Vectura Group’s drug-device, VR475, has failed to meet its primary endpoint in adult and adolescent patients with severe uncontrolled asthma in the phase III study.
VR475 is a drug device combination, which includes budesonide delivered by Vectura’s nebuliser inhalation system.
The top-line results showed reduction in the annualized rate of clinically significant exacerbations among patients securing either VR475 1mg or VR475 0.5mg doses twice daily during a 52-week treatment period compared against placebo, while the results failed to reach statistical significance.
The open label arm with conventional nebuliser also failed to achieve statistical significance against placebo.
Vectura noted that available safety data for VR475 are consistent with the known profile of inhaled budesonide.
The UK-based company has decided to stop the development of asthma drug-device, based on the results.

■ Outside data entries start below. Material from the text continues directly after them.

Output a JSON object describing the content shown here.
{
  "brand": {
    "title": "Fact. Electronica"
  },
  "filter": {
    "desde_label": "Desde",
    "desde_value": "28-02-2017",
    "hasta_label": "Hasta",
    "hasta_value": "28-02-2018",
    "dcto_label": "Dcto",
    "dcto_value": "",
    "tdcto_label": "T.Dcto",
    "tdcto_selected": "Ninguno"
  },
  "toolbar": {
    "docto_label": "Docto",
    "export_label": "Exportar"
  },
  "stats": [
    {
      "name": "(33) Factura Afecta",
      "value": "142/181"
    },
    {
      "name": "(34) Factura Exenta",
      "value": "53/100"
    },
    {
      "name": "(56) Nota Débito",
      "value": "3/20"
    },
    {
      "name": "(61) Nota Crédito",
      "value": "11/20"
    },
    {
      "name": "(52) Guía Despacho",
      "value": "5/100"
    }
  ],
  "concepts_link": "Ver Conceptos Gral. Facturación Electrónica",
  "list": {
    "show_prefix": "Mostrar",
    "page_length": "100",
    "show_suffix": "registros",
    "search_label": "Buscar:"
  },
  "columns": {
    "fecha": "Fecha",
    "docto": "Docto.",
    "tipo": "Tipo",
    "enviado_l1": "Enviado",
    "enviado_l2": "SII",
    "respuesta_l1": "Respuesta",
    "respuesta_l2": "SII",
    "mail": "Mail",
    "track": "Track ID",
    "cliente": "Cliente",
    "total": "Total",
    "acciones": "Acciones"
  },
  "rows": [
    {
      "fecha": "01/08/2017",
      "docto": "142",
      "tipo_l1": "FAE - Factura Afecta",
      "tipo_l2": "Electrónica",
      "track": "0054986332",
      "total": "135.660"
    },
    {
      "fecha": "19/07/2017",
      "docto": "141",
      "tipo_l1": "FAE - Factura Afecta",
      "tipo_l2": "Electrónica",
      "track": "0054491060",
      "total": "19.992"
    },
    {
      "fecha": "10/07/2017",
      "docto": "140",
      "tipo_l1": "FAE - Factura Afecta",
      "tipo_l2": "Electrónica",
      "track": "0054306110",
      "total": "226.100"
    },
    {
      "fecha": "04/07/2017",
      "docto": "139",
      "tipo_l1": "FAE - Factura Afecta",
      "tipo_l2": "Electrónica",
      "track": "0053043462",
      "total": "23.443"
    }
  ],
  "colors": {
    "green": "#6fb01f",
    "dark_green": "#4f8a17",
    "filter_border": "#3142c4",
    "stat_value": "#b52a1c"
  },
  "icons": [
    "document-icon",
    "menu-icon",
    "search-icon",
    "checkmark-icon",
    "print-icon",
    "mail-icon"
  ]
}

The results emphasize the differential characteristics of the firm’s guided inhalation system against conventional nebulisation, said Vectura.
The University of Nottingham’s medicine and health sciences faculty and principal investigator professor Tim Harrison said: “The study outcome is disappointing, however the primary endpoint in this difficult-to-treat patient population presented a high hurdle from the outset.”
The phase III study was a randomised, double-blind placebo-controlled study that evaluated the efficacy and safety of two doses of nebulised budesonide delivered by the VR475 inhalation system against placebo.
The study recruited 713 patients in 7 European countries, including the Ukraine and the Philippines.
According to the company, the primary endpoint was the annualised rate of clinically significant exacerbations during a 52-week treatment period.
In March 2014, Vectura acquired Activaero, which allowed the company to secure the rights of VR475 program.
The VR475 will be fully impaired in the current financial year, following the results of this study. It also resulted in a negative impact on the group’s loss before tax of £40m, and loss after tax of £29m.
Vectura chief medical officer and development executive vice president Gonzalo de Miquel said: “Although we are disappointed that these results missed statistical significance, I remain confident in our proprietary technology and development capabilities.”